What you have to do
Where does the string "label" appear in the listing below? Copy every line where it does.
---------- Source data ----------
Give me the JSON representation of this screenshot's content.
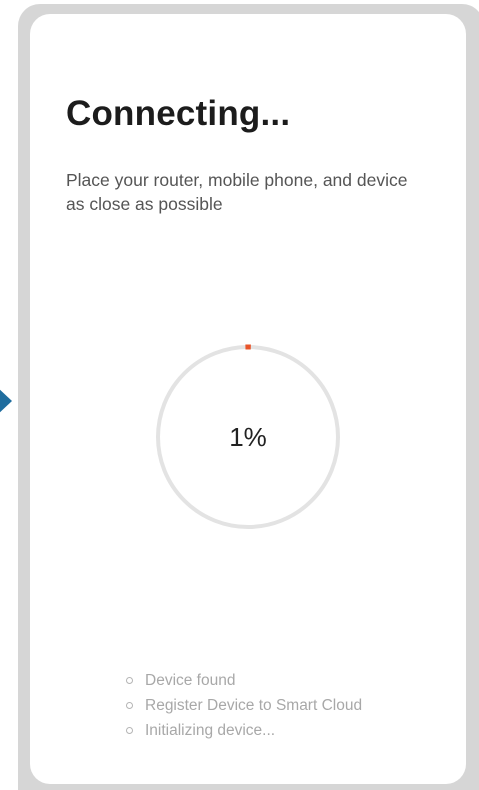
{
  "screen": {
    "title": "Connecting...",
    "subtitle": "Place your router, mobile phone, and device as close as possible"
  },
  "progress": {
    "percent": 1,
    "label": "1%",
    "colors": {
      "track": "#e3e3e3",
      "fill": "#e8542a"
    }
  },
  "steps": [
    {
      "label": "Device found"
    },
    {
      "label": "Register Device to Smart Cloud"
    },
    {
      "label": "Initializing device..."
    }
  ],
  "icons": {
    "side_arrow": "arrow-right-icon",
    "step_bullet": "circle-outline-icon"
  },
  "colors": {
    "accent": "#1f6d9e",
    "frame": "#d6d6d6"
  }
}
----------
Answer to this problem
    "label": "1%",
      "label": "Device found"
      "label": "Register Device to Smart Cloud"
      "label": "Initializing device..."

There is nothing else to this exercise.